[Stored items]
———
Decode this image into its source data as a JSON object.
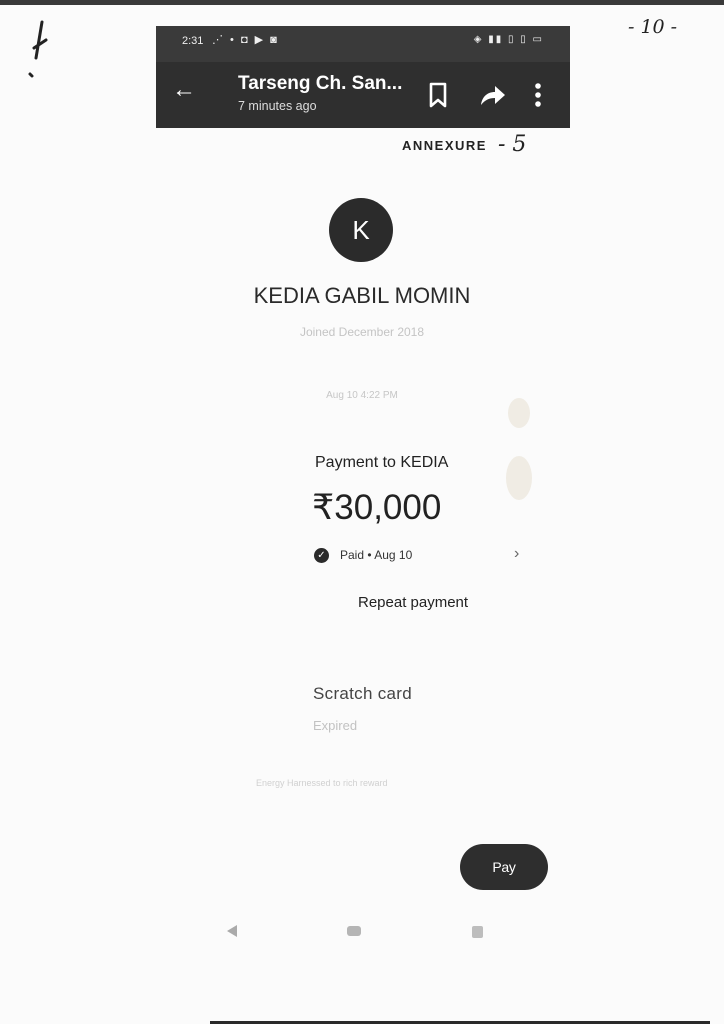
{
  "handwritten": {
    "page_number": "- 10 -",
    "annexure_number": "- 5"
  },
  "status_bar": {
    "time": "2:31",
    "left_icons": "⋰ • ◘ ▶ ◙",
    "right_icons": "◈ ▮▮ ▯ ▯ ▭"
  },
  "app_bar": {
    "back_glyph": "←",
    "title": "Tarseng Ch. San...",
    "subtitle": "7 minutes ago"
  },
  "annexure_label": "ANNEXURE",
  "contact": {
    "avatar_initial": "K",
    "name": "KEDIA GABIL MOMIN",
    "joined": "Joined December 2018"
  },
  "timestamp": "Aug 10 4:22 PM",
  "payment": {
    "title": "Payment to KEDIA",
    "amount": "₹30,000",
    "status": "Paid • Aug 10",
    "repeat_label": "Repeat payment"
  },
  "scratch_card": {
    "title": "Scratch card",
    "status": "Expired"
  },
  "energy_text": "Energy Harnessed to rich reward",
  "pay_button_label": "Pay",
  "colors": {
    "app_bar": "#2f2f2f",
    "status_bar": "#3a3a3a",
    "avatar": "#2b2b2b",
    "background": "#fbfbfb"
  }
}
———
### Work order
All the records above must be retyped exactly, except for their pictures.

### Written answer
Decode this image into its source data as a JSON object.
{
  "handwritten": {
    "page_number": "- 10 -",
    "annexure_number": "- 5"
  },
  "status_bar": {
    "time": "2:31",
    "left_icons": "⋰ • ◘ ▶ ◙",
    "right_icons": "◈ ▮▮ ▯ ▯ ▭"
  },
  "app_bar": {
    "back_glyph": "←",
    "title": "Tarseng Ch. San...",
    "subtitle": "7 minutes ago"
  },
  "annexure_label": "ANNEXURE",
  "contact": {
    "avatar_initial": "K",
    "name": "KEDIA GABIL MOMIN",
    "joined": "Joined December 2018"
  },
  "timestamp": "Aug 10 4:22 PM",
  "payment": {
    "title": "Payment to KEDIA",
    "amount": "₹30,000",
    "status": "Paid • Aug 10",
    "repeat_label": "Repeat payment"
  },
  "scratch_card": {
    "title": "Scratch card",
    "status": "Expired"
  },
  "energy_text": "Energy Harnessed to rich reward",
  "pay_button_label": "Pay",
  "colors": {
    "app_bar": "#2f2f2f",
    "status_bar": "#3a3a3a",
    "avatar": "#2b2b2b",
    "background": "#fbfbfb"
  }
}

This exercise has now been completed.